of the interior plains of Pangasinan. While the bamboo industry is spread out in different parts of the archipelago, it is only in Caboloan where the tradition of transporting bamboo-based products through the cattle caravan persists up to this day and age.
Tourism takes delight in this seemingly quaint, exotic, museum piece of cattle caravans parading at the outskirts of Manila which are occasionally used to attract foreign tourists. The Tourism office however fails to look at the caravan beyond its cultural significance.
In Pangasinan alone, handicraft industry is boasted as the top dollar earner. Ironically, the industry does not translate to the upliftment of small handicraft family businesses, more so, the mercantile needs of viajeros of the cattle caravan. It is the class of middlemen and big-time exporters who benefit from its economic advantages, citing Pepe Ferrer’s phenomenal success. Viajeros and handicraft makers alike succumb to loans with interests which middlemen force on them. In the end, they become indebted for life.
The cattle caravan is merely a recipient of reject products which did not pass the export standard NACIDA has established during Marcos time. Today, young, aggressive and mostly Chinese entrepreneurs are the ones which replaced the NACIDA, as exporters of bamboo-based products. The rejects from this exporting companies are the ones which trickle down the local market including those peddled by the caravan traders. The debilitating effect of the plastic wares’ competition against the bamboo in recent times heightens the already disadvantaged position of small merchant traders.

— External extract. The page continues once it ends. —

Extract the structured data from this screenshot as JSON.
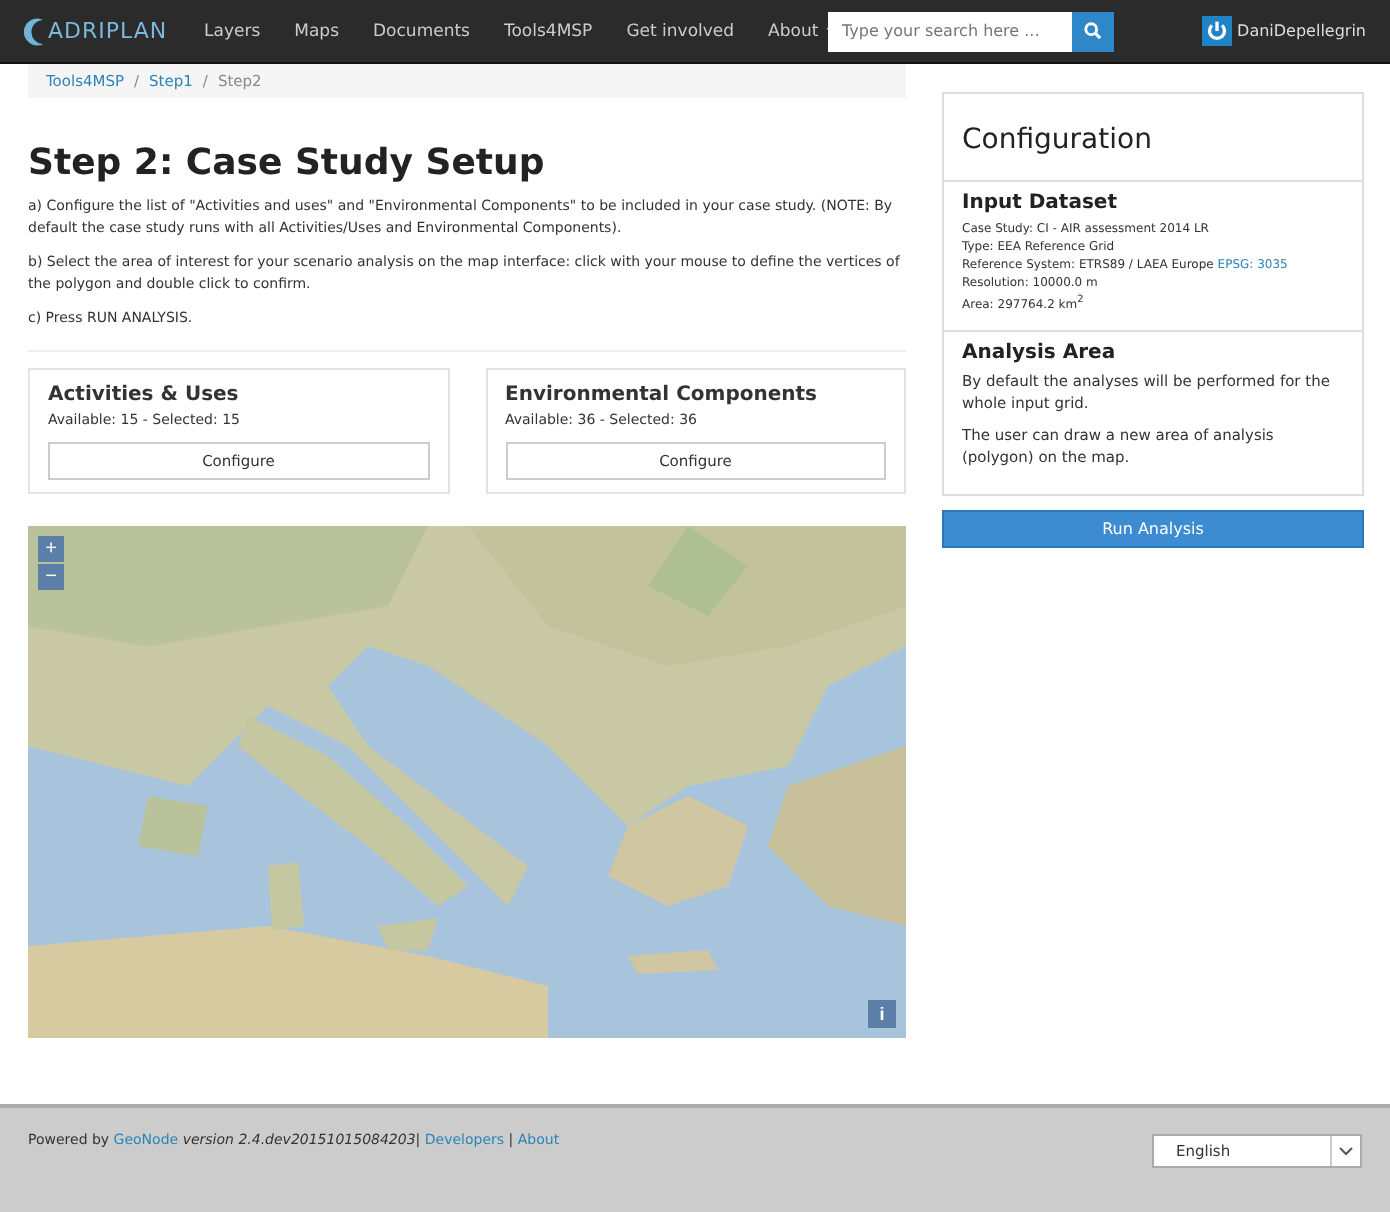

How will globalization affect the cattle caravans of Ancient Caboloan? Will the world economic system submerge it by its gigantic tentacles from first world capitalists? Will it be obscured by dominant cultures? Or will its recuperative nomenclature ‘glocalization’ recognize the distinctiveness of its existence? Locating the caravans of Caboloan in the context of globalization, this researcher finds the persistence of feudal culture in an age of robust commercialization and industrialization.
In summary, this ethnocultural mapping is deemed important because it privileges the articulation and the lifeways of the folk and how their stories, narratives and thought patterns intersect in the elite construction of Pangasinan history. With this presentation, I hope that it deepened somehow your understanding of the popular cultural archetypes such as Princess Urduja and the Virgin of Manaoag. Furthermore, I hope that it gave you a sense of pride in terms of our roots and origins through the anachronistic cattle caravan and the earlier historical and trading relations between the coastal Panag-asinan and the interior Caboloan.
This general introduction to the study of Pangasinan is also hoped to expand the limited texts that we have. While we do have many schools and universities in Pangasinan concentrated mostly in Dagupan such as the University of Luzon, University